Voluntary sector organisations have given a cautious welcome to the government’s new £4bn Levelling Up Fund amid concerns about the need to prepare for a shrunken economy and difficulties in the labour market.
Chancellor Rishi Sunak, who announced the funds in his spending review yesterday, said the money would provide cash for local projects in areas hit hardest by the pandemic and where investment had lagged behind the rest of the UK.
Caron Bradshaw, chief executive of the Charity Finance Group, said: “The ‘Levelling up’ £4bn investment is welcome and we are keen to see how it will be distributed, how quickly, and to whom.”
But Bradshaw said the funding needed to be set in a context that took into account the depth of local authority cuts over the past decade, the immediate rising demand in unmet needs caused by the pandemic and the potential consequences of Brexit.
She said she was no longer surprised at the absence of reference to charities and social enterprise from successive chancellors in anything other than pet projects and giveaways.
“The government needs to shift its thinking away from the short-term gimmicks to strategic investment if it is ever to succeed at ‘levelling up’ and see Britain ‘build back better’,” said Bradshaw.
Jonathan Werran, chief executive of the think tank Localis, said the promise of a Levelling Up Fund would bode well, but the need for departmental and parliamentary consensus suggested good local dialogue and a requirement for strong, well-defined local delivery vehicles would be required.
Vidhya Alakeson, chief executive of the independent trust Power to Change, said: “While we welcome the spirit of the Levelling Up Fund, to support ‘the infrastructure of everyday life’, there is a real risk that this centrally controlled funding does not deliver against its aims.”
The National Council for Voluntary Organisations said it was good to see the Chancellor keep to his promise that people "will not see austerity" next year because communities could not level up while funds to services were cut.
Paul Winyard, policy manager at the umbrella body, said: “The government has the unenviable task of trying to navigate some very choppy economic waters created by the pandemic and the forthcoming end of the Brexit transition period.”
“But the failure to focus more on social infrastructure and recognise the financial hardship that the voluntary sector is facing was a missed opportunity for a government attempting to ‘level up’ communities.”
The local infrastructure body Navca said it would be looking closely at the details of the new fund.

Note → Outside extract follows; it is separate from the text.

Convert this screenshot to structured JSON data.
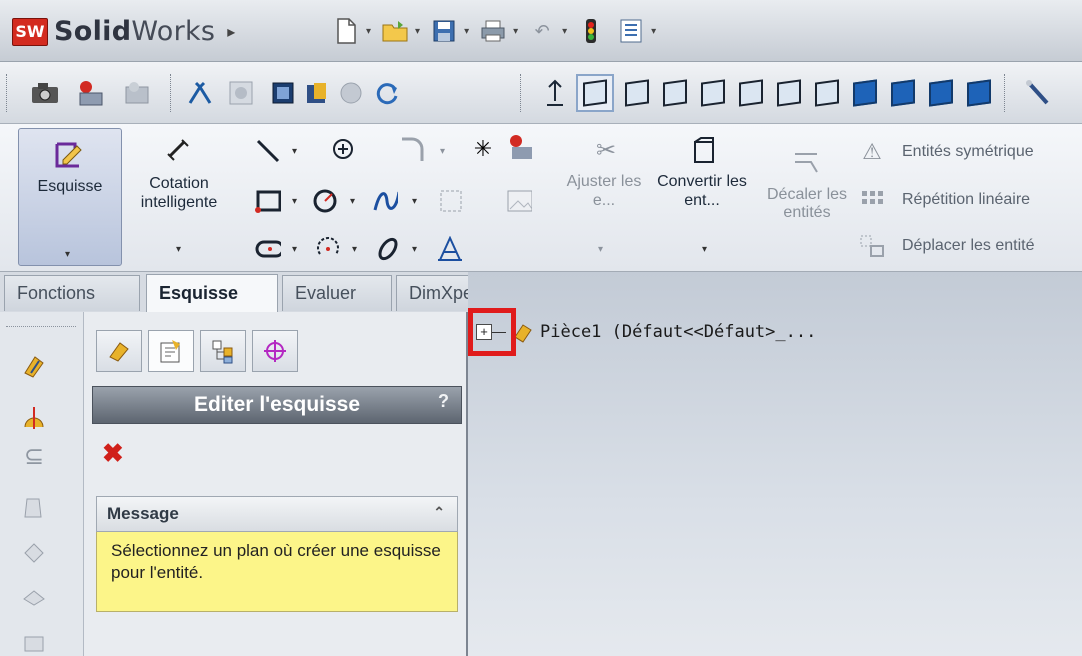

Clare Mills, its head of communications and external affairs, said: “Many people are already walking a tightrope, every day, trying to make their income meet the costs of living.”